Not all print disabilities will be obvious and their effects vary. Children with print disabilities may not identify themselves to staff when they visit your library. That’s why it’s important to plan for accessibility. There are many books, Club materials and other resources that you can share with children with print disabilities so they can participate fully in the TD Summer Reading Club.


Make sure kids with print disabilities know they have access to a broad selection of books. You probably have books that they may be able to read. Someone with low vision may be able to read a regular print book using a magnifier; someone with dyslexia may read a regular ebook using a text to speech reader. You may also offer formats specifically designed for accessibility such as DAISY audio or text, braille and printbraille picture books. Learn more about making reading accessible.

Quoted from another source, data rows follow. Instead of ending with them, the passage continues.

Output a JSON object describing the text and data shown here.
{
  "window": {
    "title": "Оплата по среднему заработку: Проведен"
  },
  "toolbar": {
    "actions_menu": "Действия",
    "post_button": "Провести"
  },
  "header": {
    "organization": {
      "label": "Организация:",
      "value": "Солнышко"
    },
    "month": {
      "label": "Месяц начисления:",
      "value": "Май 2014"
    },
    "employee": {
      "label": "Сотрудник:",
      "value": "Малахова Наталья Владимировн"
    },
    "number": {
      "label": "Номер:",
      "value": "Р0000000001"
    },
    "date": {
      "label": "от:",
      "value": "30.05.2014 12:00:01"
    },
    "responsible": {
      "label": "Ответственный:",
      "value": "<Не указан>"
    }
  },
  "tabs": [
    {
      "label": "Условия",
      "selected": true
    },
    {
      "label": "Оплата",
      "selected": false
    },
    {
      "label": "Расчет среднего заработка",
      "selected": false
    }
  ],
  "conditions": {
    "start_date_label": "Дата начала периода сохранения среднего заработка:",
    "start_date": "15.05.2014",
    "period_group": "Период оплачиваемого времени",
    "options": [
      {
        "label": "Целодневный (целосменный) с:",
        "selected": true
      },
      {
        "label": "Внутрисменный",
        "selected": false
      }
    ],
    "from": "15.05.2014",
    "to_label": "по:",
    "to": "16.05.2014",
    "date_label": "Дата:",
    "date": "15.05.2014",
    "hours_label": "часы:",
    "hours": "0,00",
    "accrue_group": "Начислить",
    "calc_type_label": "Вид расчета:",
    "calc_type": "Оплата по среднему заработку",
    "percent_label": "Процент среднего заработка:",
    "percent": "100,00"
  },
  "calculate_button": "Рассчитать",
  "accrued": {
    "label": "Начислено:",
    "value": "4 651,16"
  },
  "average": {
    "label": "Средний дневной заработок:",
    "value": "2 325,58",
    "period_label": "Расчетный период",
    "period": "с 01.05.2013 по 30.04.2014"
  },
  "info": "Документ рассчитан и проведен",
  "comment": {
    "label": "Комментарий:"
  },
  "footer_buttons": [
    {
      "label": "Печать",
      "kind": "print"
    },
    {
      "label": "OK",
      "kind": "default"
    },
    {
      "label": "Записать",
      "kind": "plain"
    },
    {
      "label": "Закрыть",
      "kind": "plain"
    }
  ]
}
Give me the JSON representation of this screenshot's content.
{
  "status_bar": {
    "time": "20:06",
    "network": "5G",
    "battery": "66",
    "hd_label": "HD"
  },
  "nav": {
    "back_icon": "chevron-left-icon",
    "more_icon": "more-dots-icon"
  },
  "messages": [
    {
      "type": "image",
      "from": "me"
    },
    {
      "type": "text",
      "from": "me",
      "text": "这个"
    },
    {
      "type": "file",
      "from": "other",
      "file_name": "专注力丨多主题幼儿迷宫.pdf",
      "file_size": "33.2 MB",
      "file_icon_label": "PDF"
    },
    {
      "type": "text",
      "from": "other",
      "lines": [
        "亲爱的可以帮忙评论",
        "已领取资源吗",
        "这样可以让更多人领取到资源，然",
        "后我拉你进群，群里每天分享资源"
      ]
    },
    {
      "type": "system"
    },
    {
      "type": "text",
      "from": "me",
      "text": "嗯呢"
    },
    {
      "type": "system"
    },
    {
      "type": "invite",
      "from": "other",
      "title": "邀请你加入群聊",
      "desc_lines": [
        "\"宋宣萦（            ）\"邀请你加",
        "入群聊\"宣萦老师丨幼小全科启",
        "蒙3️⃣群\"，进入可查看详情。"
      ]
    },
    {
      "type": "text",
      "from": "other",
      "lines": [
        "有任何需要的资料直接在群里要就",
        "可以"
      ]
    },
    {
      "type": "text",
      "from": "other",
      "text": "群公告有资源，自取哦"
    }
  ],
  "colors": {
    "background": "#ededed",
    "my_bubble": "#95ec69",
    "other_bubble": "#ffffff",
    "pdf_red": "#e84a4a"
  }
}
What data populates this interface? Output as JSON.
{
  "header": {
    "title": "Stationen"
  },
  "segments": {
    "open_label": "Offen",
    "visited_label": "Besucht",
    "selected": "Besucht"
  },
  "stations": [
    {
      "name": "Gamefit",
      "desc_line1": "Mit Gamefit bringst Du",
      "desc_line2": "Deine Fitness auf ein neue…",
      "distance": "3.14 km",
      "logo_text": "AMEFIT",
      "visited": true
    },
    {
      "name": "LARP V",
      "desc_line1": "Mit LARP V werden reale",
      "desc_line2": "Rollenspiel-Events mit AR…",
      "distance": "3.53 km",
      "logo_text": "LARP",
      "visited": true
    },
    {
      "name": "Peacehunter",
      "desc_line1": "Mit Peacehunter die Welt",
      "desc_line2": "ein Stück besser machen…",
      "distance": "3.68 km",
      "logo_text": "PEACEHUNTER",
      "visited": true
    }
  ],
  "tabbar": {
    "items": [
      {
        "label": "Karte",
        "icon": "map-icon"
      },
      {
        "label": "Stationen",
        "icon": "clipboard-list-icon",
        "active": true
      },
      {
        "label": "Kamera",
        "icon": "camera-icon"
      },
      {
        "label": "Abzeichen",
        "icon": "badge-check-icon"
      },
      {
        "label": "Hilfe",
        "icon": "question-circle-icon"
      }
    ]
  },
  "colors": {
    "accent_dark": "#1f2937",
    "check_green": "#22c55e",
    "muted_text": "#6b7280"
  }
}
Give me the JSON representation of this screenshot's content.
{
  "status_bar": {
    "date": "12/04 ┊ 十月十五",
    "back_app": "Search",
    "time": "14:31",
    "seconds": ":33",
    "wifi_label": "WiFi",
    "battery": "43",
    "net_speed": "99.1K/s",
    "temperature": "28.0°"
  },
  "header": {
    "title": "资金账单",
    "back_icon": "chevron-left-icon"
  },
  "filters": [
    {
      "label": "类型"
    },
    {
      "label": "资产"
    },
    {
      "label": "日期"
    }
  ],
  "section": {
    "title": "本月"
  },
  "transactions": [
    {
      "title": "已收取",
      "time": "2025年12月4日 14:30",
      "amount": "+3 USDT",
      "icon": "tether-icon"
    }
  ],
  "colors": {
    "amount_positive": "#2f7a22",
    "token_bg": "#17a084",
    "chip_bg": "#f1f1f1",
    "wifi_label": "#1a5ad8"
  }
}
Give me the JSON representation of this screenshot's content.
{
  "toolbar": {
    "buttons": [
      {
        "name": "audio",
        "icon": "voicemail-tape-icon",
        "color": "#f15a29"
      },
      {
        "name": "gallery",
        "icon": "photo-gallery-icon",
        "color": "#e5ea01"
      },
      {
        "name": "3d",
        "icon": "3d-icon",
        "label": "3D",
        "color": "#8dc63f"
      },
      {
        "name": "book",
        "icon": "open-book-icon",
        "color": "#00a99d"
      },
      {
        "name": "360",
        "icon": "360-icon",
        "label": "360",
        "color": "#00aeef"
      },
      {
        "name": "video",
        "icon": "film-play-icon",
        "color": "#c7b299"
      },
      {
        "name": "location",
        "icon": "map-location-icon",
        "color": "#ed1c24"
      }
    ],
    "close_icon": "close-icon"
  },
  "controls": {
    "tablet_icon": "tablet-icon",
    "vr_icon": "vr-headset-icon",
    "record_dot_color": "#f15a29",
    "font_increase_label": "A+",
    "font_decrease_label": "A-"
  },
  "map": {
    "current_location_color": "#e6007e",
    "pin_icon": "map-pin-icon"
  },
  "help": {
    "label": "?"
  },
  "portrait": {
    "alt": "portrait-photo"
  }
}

Depending on your location, your library may provide access to these books through the Centre for Equitable Library Access (CELA) or the National Network for Equitable Library Service (NNELS), or both. In Quebec, CELA service is offered through the Service québécois du livre adapté (SQLA). Please call SQLA at 1-866-410-0844 to register your eligible patrons.

CELA member libraries may download or borrow copies of books to have something for children to check out on the spot. Contact for more information.

Books available for download from NNELS

Accessible Notebook

[coming soon]

Promote Accessibility

[coming soon]

Tips for Making your Library's TD Summer Reading Club Accessible

Tips for Offering Accessible Programs

Think about accessibility when planning crafts, games and activities and when you’re buying your supplies. Learn more about delivering accessible programs in CELA's Accessible Activity Guide.

  • For supplies, include tactile options such as feathers, foam shapes and glitter glue; choose larger brushes, markers and crayons that are easier to grip for kids with physical challenges
  • Cool sounds and textures are popular with all children
  • Don’t assume everyone can read printed instructions
  • Use your words to describe what’s going on in group settings for participants with low vision
  • Be flexible and provide options for participation (such as working in pairs or teams)
  • Parents and caregivers may also be able to provide you with tips for how to adapt activities for their child

Further Assistance

For more information about print disabilities, CELA and training opportunities available for public library staff, visit